Robbie Savage, who was also on the books at United as a youngster, played for Wales and in the top flight with clubs including Leicester, Birmingham and Blackburn.
Here, the PA news agency looks at some other father and sons to have played professionally.
Two of the Premier League’s greatest goalkeepers have hailed from one Danish family. Peter was a giant figure – literally and metaphorically – in Manchester United’s successes of the 1990s, providing the bedrock for five title wins and their 1999 Champions League victory, among other trophy triumphs. He also won the European Championship with Denmark in 1992. Kasper’s career began in his father’s shadow. He failed to make the grade at Manchester City, where he faced competition from Joe Hart, and was sent out on a series of loans. Things changed after he joined Leicester in 2011 and he has been a mainstay of the Foxes side since. Also Denmark’s number one, he won the Premier League in 2016 and FA Cup last season.
It is remarkable to think that Frank junior, Chelsea’s all-time record goalscorer and owner of 106 England caps, faced accusations as a youngster breaking through at West Ham that his place in the side owed more to his family connections. Frank senior made more than 550 appearances for the Hammers as a left-back, winning the FA Cup twice in a career that spanned almost two decades. He was assistant manager to his brother-in-law Harry Redknapp when Frank junior came through the ranks. Frank junior went on to surpass his father’s achievements but it was after moving to Chelsea in 2001 that his career took off. He won three Premier Leagues, the Champions League and four FA Cups with the Blues.
Johan Cruyff, the Dutch maestro, was one of the game’s all-time greats. A nimble and skilful forward, Cruyff was the crown jewel in a thrilling Holland side that redefined the game with its dynamic ‘Total Football’ in the 1970s, when they reached two World Cup finals. Cruyff was also an inspirational figure at Ajax and Barcelona. His son Jordi could not match his father’s stellar achievements but still had a decent career, also playing for Holland and Barcelona as well as United and other clubs including Alaves and Espanyol.

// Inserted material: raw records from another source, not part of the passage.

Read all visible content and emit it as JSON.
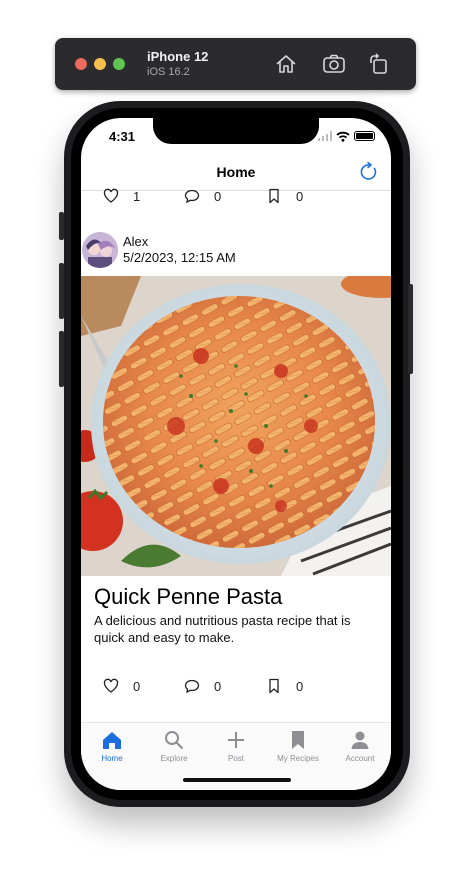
{
  "simulator": {
    "device": "iPhone 12",
    "os": "iOS 16.2"
  },
  "status_bar": {
    "time": "4:31"
  },
  "nav": {
    "title": "Home"
  },
  "previous_post_actions": {
    "likes": "1",
    "comments": "0",
    "saves": "0"
  },
  "post": {
    "author": "Alex",
    "date": "5/2/2023, 12:15 AM",
    "title": "Quick Penne Pasta",
    "description": "A delicious and nutritious pasta recipe that is quick and easy to make.",
    "actions": {
      "likes": "0",
      "comments": "0",
      "saves": "0"
    }
  },
  "tabs": [
    {
      "label": "Home",
      "icon": "house-icon",
      "active": true
    },
    {
      "label": "Explore",
      "icon": "magnifier-icon",
      "active": false
    },
    {
      "label": "Post",
      "icon": "plus-icon",
      "active": false
    },
    {
      "label": "My Recipes",
      "icon": "bookmark-icon",
      "active": false
    },
    {
      "label": "Account",
      "icon": "person-icon",
      "active": false
    }
  ],
  "colors": {
    "accent": "#1b6fe0",
    "tab_inactive": "#8e8e93"
  }
}
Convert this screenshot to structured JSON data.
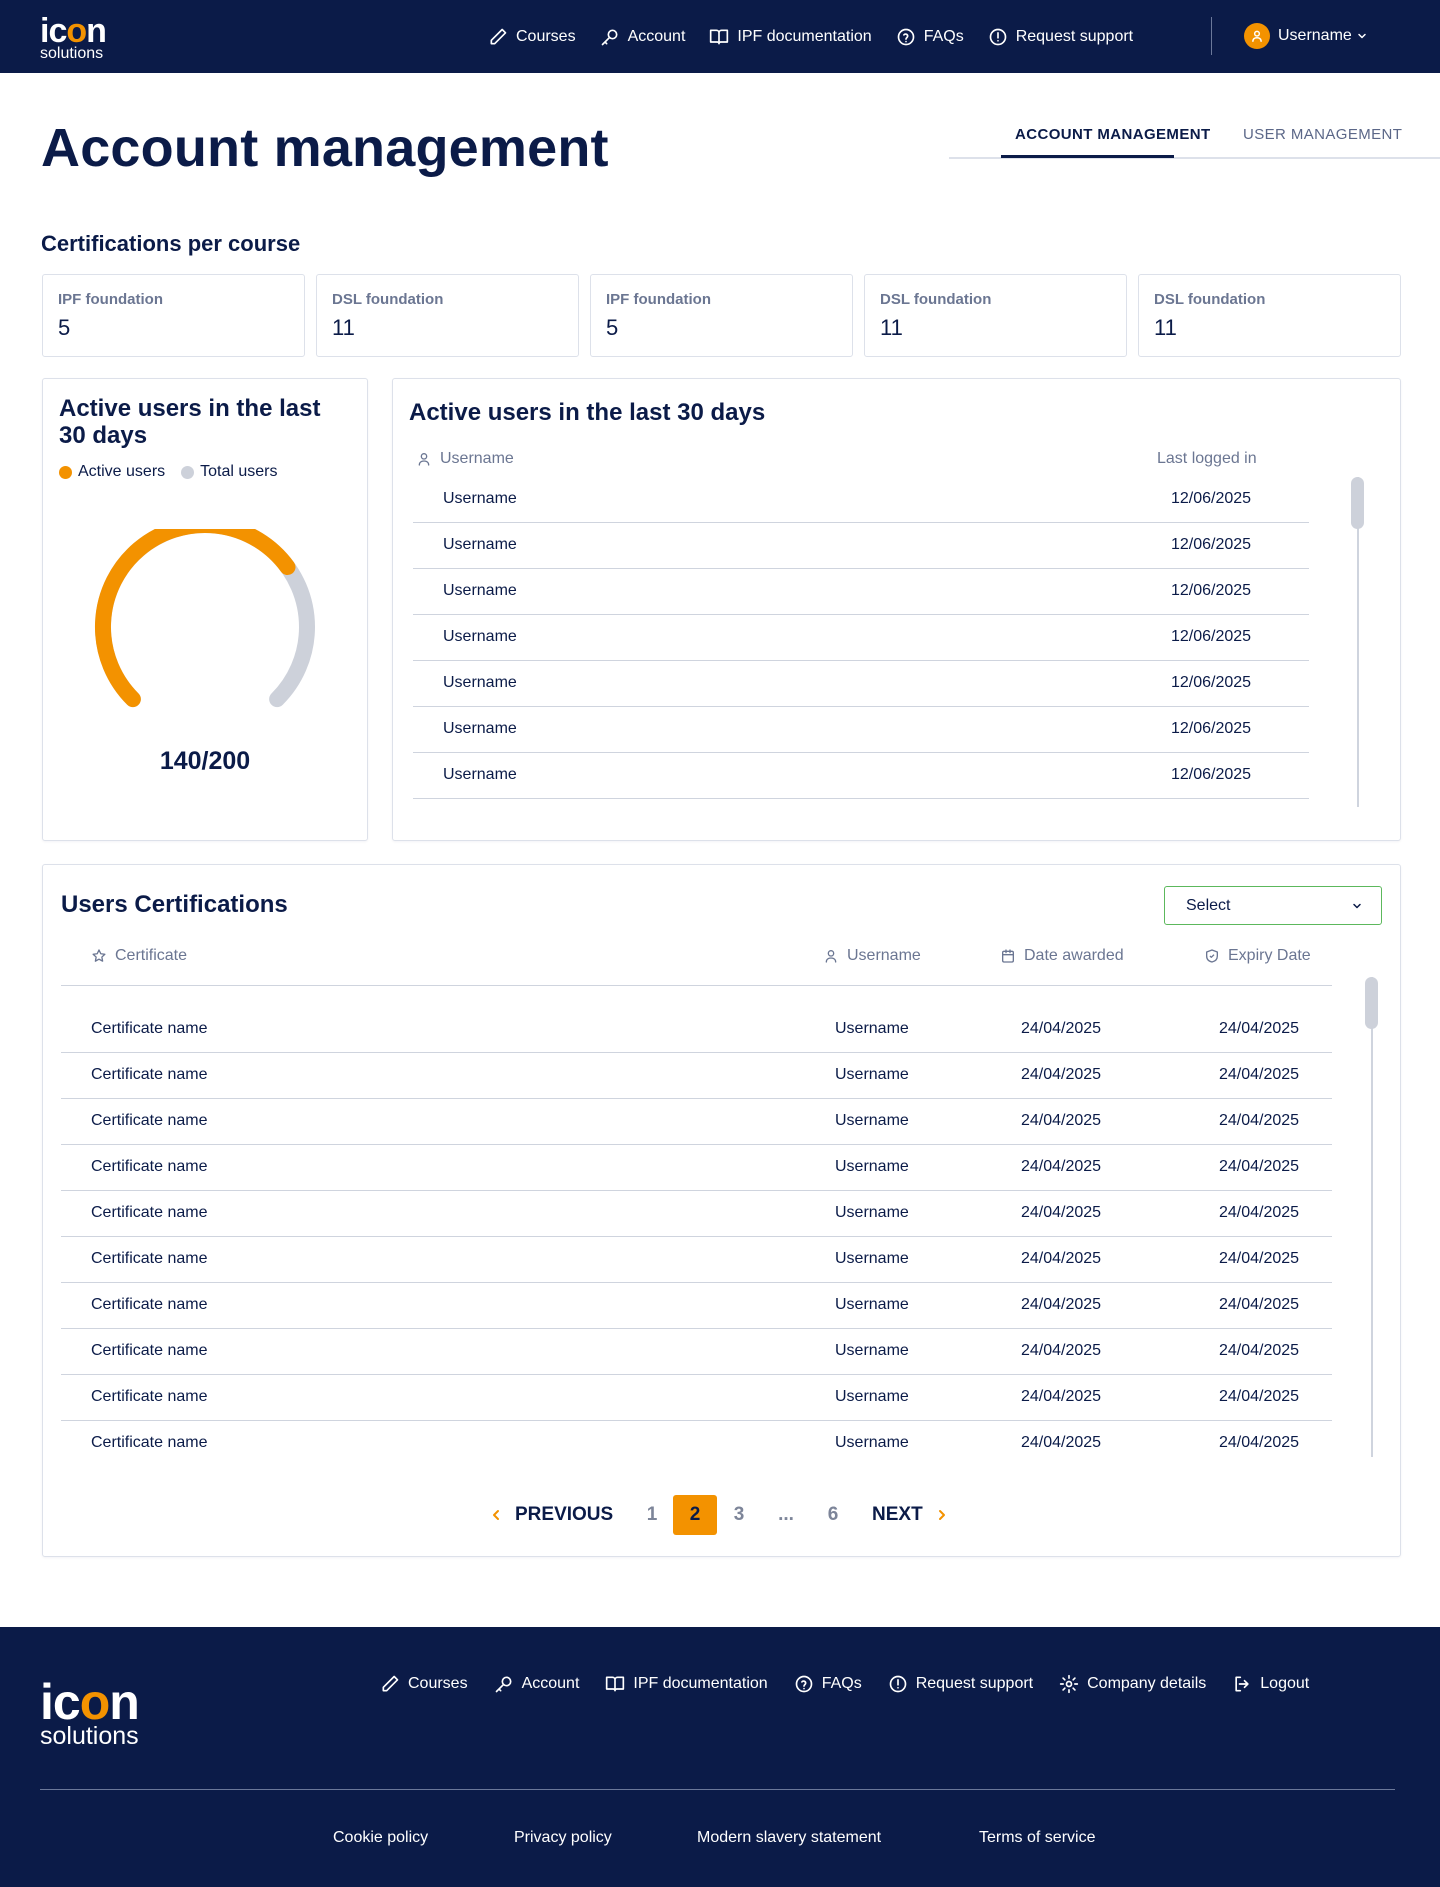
{
  "brand": {
    "logo_word_a": "ic",
    "logo_word_o": "o",
    "logo_word_b": "n",
    "logo_sub": "solutions"
  },
  "colors": {
    "navy": "#0b1b48",
    "accent": "#f39200",
    "muted": "#cdd1da",
    "select_border": "#5cb85c"
  },
  "nav": [
    {
      "label": "Courses",
      "icon": "pencil-icon"
    },
    {
      "label": "Account",
      "icon": "key-icon"
    },
    {
      "label": "IPF documentation",
      "icon": "book-icon"
    },
    {
      "label": "FAQs",
      "icon": "question-icon"
    },
    {
      "label": "Request support",
      "icon": "alert-circle-icon"
    }
  ],
  "user": {
    "name": "Username"
  },
  "page": {
    "title": "Account management"
  },
  "tabs": [
    {
      "label": "ACCOUNT MANAGEMENT",
      "active": true
    },
    {
      "label": "USER MANAGEMENT",
      "active": false
    }
  ],
  "certifications_per_course": {
    "title": "Certifications per course",
    "cards": [
      {
        "label": "IPF foundation",
        "value": "5"
      },
      {
        "label": "DSL foundation",
        "value": "11"
      },
      {
        "label": "IPF foundation",
        "value": "5"
      },
      {
        "label": "DSL foundation",
        "value": "11"
      },
      {
        "label": "DSL foundation",
        "value": "11"
      }
    ]
  },
  "gauge": {
    "title": "Active users in the last 30 days",
    "legend": [
      {
        "label": "Active users",
        "color": "#f39200"
      },
      {
        "label": "Total users",
        "color": "#cdd1da"
      }
    ],
    "value_label": "140/200",
    "active": 140,
    "total": 200
  },
  "active_users": {
    "title": "Active users in the last 30 days",
    "col_username": "Username",
    "col_last_login": "Last logged in",
    "rows": [
      {
        "username": "Username",
        "last": "12/06/2025"
      },
      {
        "username": "Username",
        "last": "12/06/2025"
      },
      {
        "username": "Username",
        "last": "12/06/2025"
      },
      {
        "username": "Username",
        "last": "12/06/2025"
      },
      {
        "username": "Username",
        "last": "12/06/2025"
      },
      {
        "username": "Username",
        "last": "12/06/2025"
      },
      {
        "username": "Username",
        "last": "12/06/2025"
      }
    ]
  },
  "certs": {
    "title": "Users Certifications",
    "select_label": "Select",
    "col_certificate": "Certificate",
    "col_username": "Username",
    "col_awarded": "Date awarded",
    "col_expiry": "Expiry Date",
    "rows": [
      {
        "cert": "Certificate name",
        "user": "Username",
        "awarded": "24/04/2025",
        "expiry": "24/04/2025"
      },
      {
        "cert": "Certificate name",
        "user": "Username",
        "awarded": "24/04/2025",
        "expiry": "24/04/2025"
      },
      {
        "cert": "Certificate name",
        "user": "Username",
        "awarded": "24/04/2025",
        "expiry": "24/04/2025"
      },
      {
        "cert": "Certificate name",
        "user": "Username",
        "awarded": "24/04/2025",
        "expiry": "24/04/2025"
      },
      {
        "cert": "Certificate name",
        "user": "Username",
        "awarded": "24/04/2025",
        "expiry": "24/04/2025"
      },
      {
        "cert": "Certificate name",
        "user": "Username",
        "awarded": "24/04/2025",
        "expiry": "24/04/2025"
      },
      {
        "cert": "Certificate name",
        "user": "Username",
        "awarded": "24/04/2025",
        "expiry": "24/04/2025"
      },
      {
        "cert": "Certificate name",
        "user": "Username",
        "awarded": "24/04/2025",
        "expiry": "24/04/2025"
      },
      {
        "cert": "Certificate name",
        "user": "Username",
        "awarded": "24/04/2025",
        "expiry": "24/04/2025"
      },
      {
        "cert": "Certificate name",
        "user": "Username",
        "awarded": "24/04/2025",
        "expiry": "24/04/2025"
      }
    ]
  },
  "pagination": {
    "prev": "PREVIOUS",
    "next": "NEXT",
    "pages": [
      "1",
      "2",
      "3",
      "...",
      "6"
    ],
    "current": "2"
  },
  "footer": {
    "nav": [
      {
        "label": "Courses",
        "icon": "pencil-icon"
      },
      {
        "label": "Account",
        "icon": "key-icon"
      },
      {
        "label": "IPF documentation",
        "icon": "book-icon"
      },
      {
        "label": "FAQs",
        "icon": "question-icon"
      },
      {
        "label": "Request support",
        "icon": "alert-circle-icon"
      },
      {
        "label": "Company details",
        "icon": "gear-icon"
      },
      {
        "label": "Logout",
        "icon": "logout-icon"
      }
    ],
    "links": [
      "Cookie policy",
      "Privacy policy",
      "Modern slavery statement",
      "Terms of service"
    ]
  }
}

Brian Clough may be celebrated as one of the English game’s greatest managers but he also had a brilliant playing career before being forced to retire through injury at the age of just 29. A prolific striker who earned two England caps, he scored 204 goals in 222 games for hometown Middlesbrough before adding another 63 in 74 appearances for Sunderland. Son Nigel was also a forward who emerged under Brian’s guidance at Nottingham Forest. He scored 131 goals in 403 in two spells with Forest while he also had stints with Liverpool and Manchester City and earned 14 England caps.
After a controversial move from West Ham, Paul Ince emerged as a midfielder of some stature in the early years of Sir Alex Ferguson’s glittering reign at Manchester United. He helped the club to their first two Premier League titles before being sold to Inter Milan and later playing for Liverpool, Middlesbrough and Wolves. He earned 53 England caps. Son Tom is a more attacking player currently plying his trade in the Championship with Stoke. He was in the youth ranks at Liverpool and was later linked with the a return to the Merseyside club after a promising spell at Blackpool but neither that, nor other touted moves to clubs such as Inter or Monaco, transpired. Has spent most of his career at Championship level but there were top-flight spells with Crystal Palace, Hull and Huddersfield.